== Extracted records
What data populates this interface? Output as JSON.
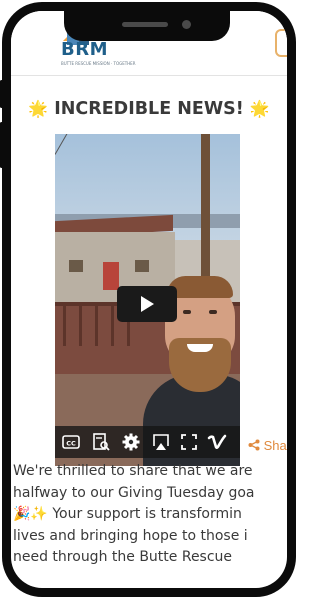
{
  "header": {
    "logo_text": "BRM",
    "logo_tagline": "BUTTE RESCUE MISSION · TOGETHER"
  },
  "post": {
    "headline_emoji_left": "🌟",
    "headline_text": "INCREDIBLE NEWS!",
    "headline_emoji_right": "🌟",
    "share_label": "Sha",
    "body_lines": [
      "We're thrilled to share that we are",
      "halfway to our Giving Tuesday goa",
      "🎉✨ Your support is transformin",
      "lives and bringing hope to those i",
      "need through the Butte Rescue"
    ]
  },
  "video": {
    "controls": [
      "cc-icon",
      "transcript-icon",
      "settings-icon",
      "airplay-icon",
      "fullscreen-icon",
      "vimeo-icon"
    ]
  },
  "colors": {
    "brand_blue": "#1f5f8a",
    "accent_orange": "#e08a3e",
    "text": "#3a3a3a"
  }
}
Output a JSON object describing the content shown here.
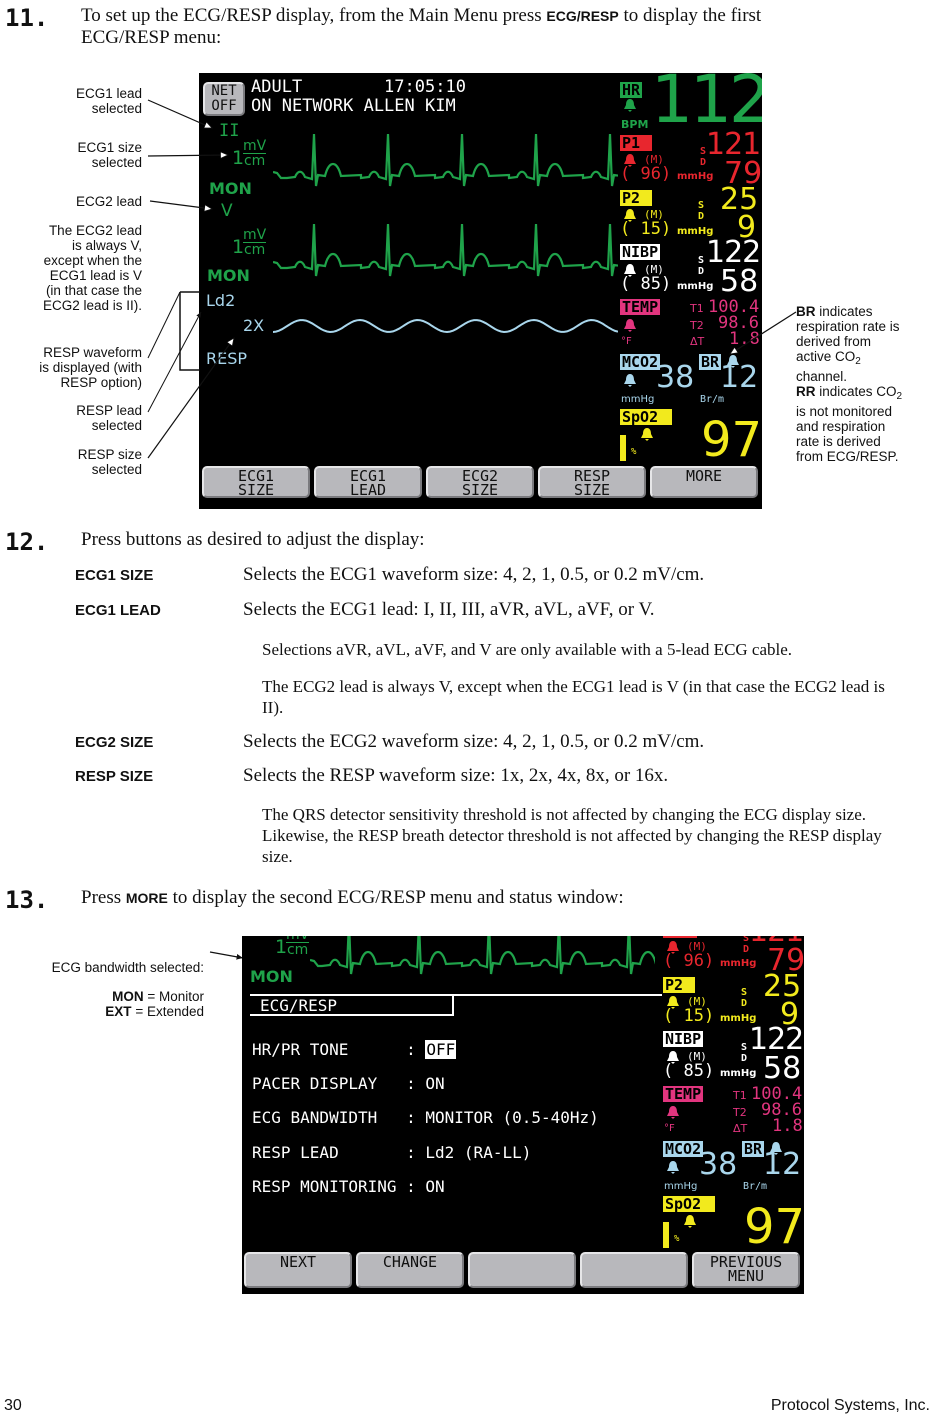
{
  "step11": {
    "number": "11.",
    "text_before": "To set up the ECG/RESP display, from the Main Menu press ",
    "keyword": "ECG/RESP",
    "text_after": " to display the first",
    "line2": "ECG/RESP menu:"
  },
  "screen1": {
    "net_button": [
      "NET",
      "OFF"
    ],
    "header_line1": "ADULT        17:05:10",
    "header_line2": "ON NETWORK ALLEN KIM",
    "ecg1": {
      "lead": "II",
      "size_num": "1",
      "size_unit_top": "mV",
      "size_unit_bottom": "cm",
      "bandwidth": "MON"
    },
    "ecg2": {
      "lead": "V",
      "size_num": "1",
      "size_unit_top": "mV",
      "size_unit_bottom": "cm",
      "bandwidth": "MON"
    },
    "resp": {
      "lead": "Ld2",
      "size": "2X",
      "label": "RESP"
    },
    "softkeys": [
      {
        "line1": "ECG1",
        "line2": "SIZE"
      },
      {
        "line1": "ECG1",
        "line2": "LEAD"
      },
      {
        "line1": "ECG2",
        "line2": "SIZE"
      },
      {
        "line1": "RESP",
        "line2": "SIZE"
      },
      {
        "line1": "MORE",
        "line2": ""
      }
    ]
  },
  "vitals": {
    "hr": {
      "tag": "HR",
      "unit": "BPM",
      "value": "112"
    },
    "p1": {
      "tag": "P1",
      "mean_label": "(M)",
      "mean": "( 96)",
      "unit": "mmHg",
      "s": "S",
      "d": "D",
      "sys": "121",
      "dia": "79"
    },
    "p2": {
      "tag": "P2",
      "mean_label": "(M)",
      "mean": "( 15)",
      "unit": "mmHg",
      "s": "S",
      "d": "D",
      "sys": "25",
      "dia": "9"
    },
    "nibp": {
      "tag": "NIBP",
      "mean_label": "(M)",
      "mean": "( 85)",
      "unit": "mmHg",
      "s": "S",
      "d": "D",
      "sys": "122",
      "dia": "58"
    },
    "temp": {
      "tag": "TEMP",
      "unit": "°F",
      "t1_label": "T1",
      "t1": "100.4",
      "t2_label": "T2",
      "t2": "98.6",
      "dt_label": "ΔT",
      "dt": "1.8"
    },
    "co2": {
      "tag": "MCO2",
      "value": "38",
      "unit": "mmHg"
    },
    "br": {
      "tag": "BR",
      "value": "12",
      "unit": "Br/m"
    },
    "spo2": {
      "tag": "SpO2",
      "unit": "%",
      "value": "97"
    }
  },
  "callouts_left": [
    [
      "ECG1 lead",
      "selected"
    ],
    [
      "ECG1 size",
      "selected"
    ],
    [
      "ECG2 lead"
    ],
    [
      "The ECG2 lead",
      "is always V,",
      "except when the",
      "ECG1 lead is V",
      "(in that case the",
      "ECG2 lead is II)."
    ],
    [
      "RESP waveform",
      "is displayed (with",
      "RESP option)"
    ],
    [
      "RESP lead",
      "selected"
    ],
    [
      "RESP size",
      "selected"
    ]
  ],
  "callout_right": {
    "br_bold": "BR",
    "br_text1": " indicates",
    "br_text2": "respiration rate is",
    "br_text3": "derived from",
    "br_text4": "active CO",
    "br_sub": "2",
    "br_text5": "channel.",
    "rr_bold": "RR",
    "rr_text1": " indicates CO",
    "rr_sub": "2",
    "rr_text2": "is not monitored",
    "rr_text3": "and respiration",
    "rr_text4": "rate is derived",
    "rr_text5": "from ECG/RESP."
  },
  "step12": {
    "number": "12.",
    "text": "Press buttons as desired to adjust the display:",
    "definitions": [
      {
        "term": "ECG1 SIZE",
        "desc": "Selects the ECG1 waveform size: 4, 2, 1, 0.5, or 0.2 mV/cm."
      },
      {
        "term": "ECG1 LEAD",
        "desc": "Selects the ECG1 lead: I, II, III, aVR, aVL, aVF, or V."
      },
      {
        "term": "ECG2 SIZE",
        "desc": "Selects the ECG2 waveform size: 4, 2, 1, 0.5, or 0.2 mV/cm."
      },
      {
        "term": "RESP SIZE",
        "desc": "Selects the RESP waveform size: 1x, 2x, 4x, 8x, or 16x."
      }
    ],
    "note1": "Selections aVR, aVL, aVF, and V are only available with a 5-lead ECG cable.",
    "note2": "The ECG2 lead is always V, except when the ECG1 lead is V (in that case the ECG2 lead is II).",
    "note3": "The QRS detector sensitivity threshold is not affected by changing the ECG display size. Likewise, the RESP breath detector threshold is not affected by changing the RESP display size."
  },
  "step13": {
    "number": "13.",
    "text_before": "Press ",
    "keyword": "MORE",
    "text_after": " to display the second ECG/RESP menu and status window:"
  },
  "callout_bandwidth": {
    "title": "ECG bandwidth selected:",
    "mon_bold": "MON",
    "mon_text": " = Monitor",
    "ext_bold": "EXT",
    "ext_text": " = Extended"
  },
  "screen2": {
    "ecg": {
      "size_num": "1",
      "size_unit_top": "mV",
      "size_unit_bottom": "cm",
      "bandwidth": "MON"
    },
    "window_title": "ECG/RESP",
    "rows": [
      {
        "label": "HR/PR TONE      ",
        "sep": ": ",
        "value": "OFF",
        "selected": true
      },
      {
        "label": "PACER DISPLAY   ",
        "sep": ": ",
        "value": "ON"
      },
      {
        "label": "ECG BANDWIDTH   ",
        "sep": ": ",
        "value": "MONITOR (0.5-40Hz)"
      },
      {
        "label": "RESP LEAD       ",
        "sep": ": ",
        "value": "Ld2 (RA-LL)"
      },
      {
        "label": "RESP MONITORING ",
        "sep": ": ",
        "value": "ON"
      }
    ],
    "softkeys": [
      {
        "line1": "NEXT",
        "line2": ""
      },
      {
        "line1": "CHANGE",
        "line2": ""
      },
      {
        "line1": "",
        "line2": ""
      },
      {
        "line1": "",
        "line2": ""
      },
      {
        "line1": "PREVIOUS",
        "line2": "MENU"
      }
    ]
  },
  "footer": {
    "page": "30",
    "company": "Protocol Systems, Inc."
  }
}
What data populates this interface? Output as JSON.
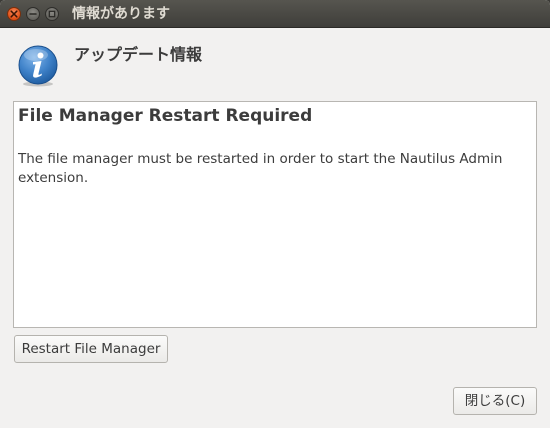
{
  "window": {
    "title": "情報があります"
  },
  "dialog": {
    "heading": "アップデート情報",
    "icon": "info-icon",
    "message_title": "File Manager Restart Required",
    "message_body": "The file manager must be restarted in order to start the Nautilus Admin extension."
  },
  "buttons": {
    "restart_label": "Restart File Manager",
    "close_label": "閉じる(C)"
  },
  "colors": {
    "titlebar": "#3f3e3a",
    "close_button": "#e5561e",
    "background": "#f2f1f0",
    "icon_blue": "#2a6fb5"
  }
}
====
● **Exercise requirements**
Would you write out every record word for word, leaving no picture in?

● **Completed exercise**
What data populates this interface? Output as JSON.
{
  "header": {
    "logo_text": "BRM",
    "logo_tagline": "BUTTE RESCUE MISSION · TOGETHER"
  },
  "post": {
    "headline_emoji_left": "🌟",
    "headline_text": "INCREDIBLE NEWS!",
    "headline_emoji_right": "🌟",
    "share_label": "Sha",
    "body_lines": [
      "We're thrilled to share that we are",
      "halfway to our Giving Tuesday goa",
      "🎉✨ Your support is transformin",
      "lives and bringing hope to those i",
      "need through the Butte Rescue"
    ]
  },
  "video": {
    "controls": [
      "cc-icon",
      "transcript-icon",
      "settings-icon",
      "airplay-icon",
      "fullscreen-icon",
      "vimeo-icon"
    ]
  },
  "colors": {
    "brand_blue": "#1f5f8a",
    "accent_orange": "#e08a3e",
    "text": "#3a3a3a"
  }
}
Output a JSON object describing the content shown here.
{
  "step11": {
    "number": "11.",
    "text_before": "To set up the ECG/RESP display, from the Main Menu press ",
    "keyword": "ECG/RESP",
    "text_after": " to display the first",
    "line2": "ECG/RESP menu:"
  },
  "screen1": {
    "net_button": [
      "NET",
      "OFF"
    ],
    "header_line1": "ADULT        17:05:10",
    "header_line2": "ON NETWORK ALLEN KIM",
    "ecg1": {
      "lead": "II",
      "size_num": "1",
      "size_unit_top": "mV",
      "size_unit_bottom": "cm",
      "bandwidth": "MON"
    },
    "ecg2": {
      "lead": "V",
      "size_num": "1",
      "size_unit_top": "mV",
      "size_unit_bottom": "cm",
      "bandwidth": "MON"
    },
    "resp": {
      "lead": "Ld2",
      "size": "2X",
      "label": "RESP"
    },
    "softkeys": [
      {
        "line1": "ECG1",
        "line2": "SIZE"
      },
      {
        "line1": "ECG1",
        "line2": "LEAD"
      },
      {
        "line1": "ECG2",
        "line2": "SIZE"
      },
      {
        "line1": "RESP",
        "line2": "SIZE"
      },
      {
        "line1": "MORE",
        "line2": ""
      }
    ]
  },
  "vitals": {
    "hr": {
      "tag": "HR",
      "unit": "BPM",
      "value": "112"
    },
    "p1": {
      "tag": "P1",
      "mean_label": "(M)",
      "mean": "( 96)",
      "unit": "mmHg",
      "s": "S",
      "d": "D",
      "sys": "121",
      "dia": "79"
    },
    "p2": {
      "tag": "P2",
      "mean_label": "(M)",
      "mean": "( 15)",
      "unit": "mmHg",
      "s": "S",
      "d": "D",
      "sys": "25",
      "dia": "9"
    },
    "nibp": {
      "tag": "NIBP",
      "mean_label": "(M)",
      "mean": "( 85)",
      "unit": "mmHg",
      "s": "S",
      "d": "D",
      "sys": "122",
      "dia": "58"
    },
    "temp": {
      "tag": "TEMP",
      "unit": "°F",
      "t1_label": "T1",
      "t1": "100.4",
      "t2_label": "T2",
      "t2": "98.6",
      "dt_label": "ΔT",
      "dt": "1.8"
    },
    "co2": {
      "tag": "MCO2",
      "value": "38",
      "unit": "mmHg"
    },
    "br": {
      "tag": "BR",
      "value": "12",
      "unit": "Br/m"
    },
    "spo2": {
      "tag": "SpO2",
      "unit": "%",
      "value": "97"
    }
  },
  "callouts_left": [
    [
      "ECG1 lead",
      "selected"
    ],
    [
      "ECG1 size",
      "selected"
    ],
    [
      "ECG2 lead"
    ],
    [
      "The ECG2 lead",
      "is always V,",
      "except when the",
      "ECG1 lead is V",
      "(in that case the",
      "ECG2 lead is II)."
    ],
    [
      "RESP waveform",
      "is displayed (with",
      "RESP option)"
    ],
    [
      "RESP lead",
      "selected"
    ],
    [
      "RESP size",
      "selected"
    ]
  ],
  "callout_right": {
    "br_bold": "BR",
    "br_text1": " indicates",
    "br_text2": "respiration rate is",
    "br_text3": "derived from",
    "br_text4": "active CO",
    "br_sub": "2",
    "br_text5": "channel.",
    "rr_bold": "RR",
    "rr_text1": " indicates CO",
    "rr_sub": "2",
    "rr_text2": "is not monitored",
    "rr_text3": "and respiration",
    "rr_text4": "rate is derived",
    "rr_text5": "from ECG/RESP."
  },
  "step12": {
    "number": "12.",
    "text": "Press buttons as desired to adjust the display:",
    "definitions": [
      {
        "term": "ECG1 SIZE",
        "desc": "Selects the ECG1 waveform size: 4, 2, 1, 0.5, or 0.2 mV/cm."
      },
      {
        "term": "ECG1 LEAD",
        "desc": "Selects the ECG1 lead: I, II, III, aVR, aVL, aVF, or V."
      },
      {
        "term": "ECG2 SIZE",
        "desc": "Selects the ECG2 waveform size: 4, 2, 1, 0.5, or 0.2 mV/cm."
      },
      {
        "term": "RESP SIZE",
        "desc": "Selects the RESP waveform size: 1x, 2x, 4x, 8x, or 16x."
      }
    ],
    "note1": "Selections aVR, aVL, aVF, and V are only available with a 5-lead ECG cable.",
    "note2": "The ECG2 lead is always V, except when the ECG1 lead is V (in that case the ECG2 lead is II).",
    "note3": "The QRS detector sensitivity threshold is not affected by changing the ECG display size. Likewise, the RESP breath detector threshold is not affected by changing the RESP display size."
  },
  "step13": {
    "number": "13.",
    "text_before": "Press ",
    "keyword": "MORE",
    "text_after": " to display the second ECG/RESP menu and status window:"
  },
  "callout_bandwidth": {
    "title": "ECG bandwidth selected:",
    "mon_bold": "MON",
    "mon_text": " = Monitor",
    "ext_bold": "EXT",
    "ext_text": " = Extended"
  },
  "screen2": {
    "ecg": {
      "size_num": "1",
      "size_unit_top": "mV",
      "size_unit_bottom": "cm",
      "bandwidth": "MON"
    },
    "window_title": "ECG/RESP",
    "rows": [
      {
        "label": "HR/PR TONE      ",
        "sep": ": ",
        "value": "OFF",
        "selected": true
      },
      {
        "label": "PACER DISPLAY   ",
        "sep": ": ",
        "value": "ON"
      },
      {
        "label": "ECG BANDWIDTH   ",
        "sep": ": ",
        "value": "MONITOR (0.5-40Hz)"
      },
      {
        "label": "RESP LEAD       ",
        "sep": ": ",
        "value": "Ld2 (RA-LL)"
      },
      {
        "label": "RESP MONITORING ",
        "sep": ": ",
        "value": "ON"
      }
    ],
    "softkeys": [
      {
        "line1": "NEXT",
        "line2": ""
      },
      {
        "line1": "CHANGE",
        "line2": ""
      },
      {
        "line1": "",
        "line2": ""
      },
      {
        "line1": "",
        "line2": ""
      },
      {
        "line1": "PREVIOUS",
        "line2": "MENU"
      }
    ]
  },
  "footer": {
    "page": "30",
    "company": "Protocol Systems, Inc."
  }
}
What data populates this interface? Output as JSON.
{
  "window": {
    "title": "情報があります"
  },
  "dialog": {
    "heading": "アップデート情報",
    "icon": "info-icon",
    "message_title": "File Manager Restart Required",
    "message_body": "The file manager must be restarted in order to start the Nautilus Admin extension."
  },
  "buttons": {
    "restart_label": "Restart File Manager",
    "close_label": "閉じる(C)"
  },
  "colors": {
    "titlebar": "#3f3e3a",
    "close_button": "#e5561e",
    "background": "#f2f1f0",
    "icon_blue": "#2a6fb5"
  }
}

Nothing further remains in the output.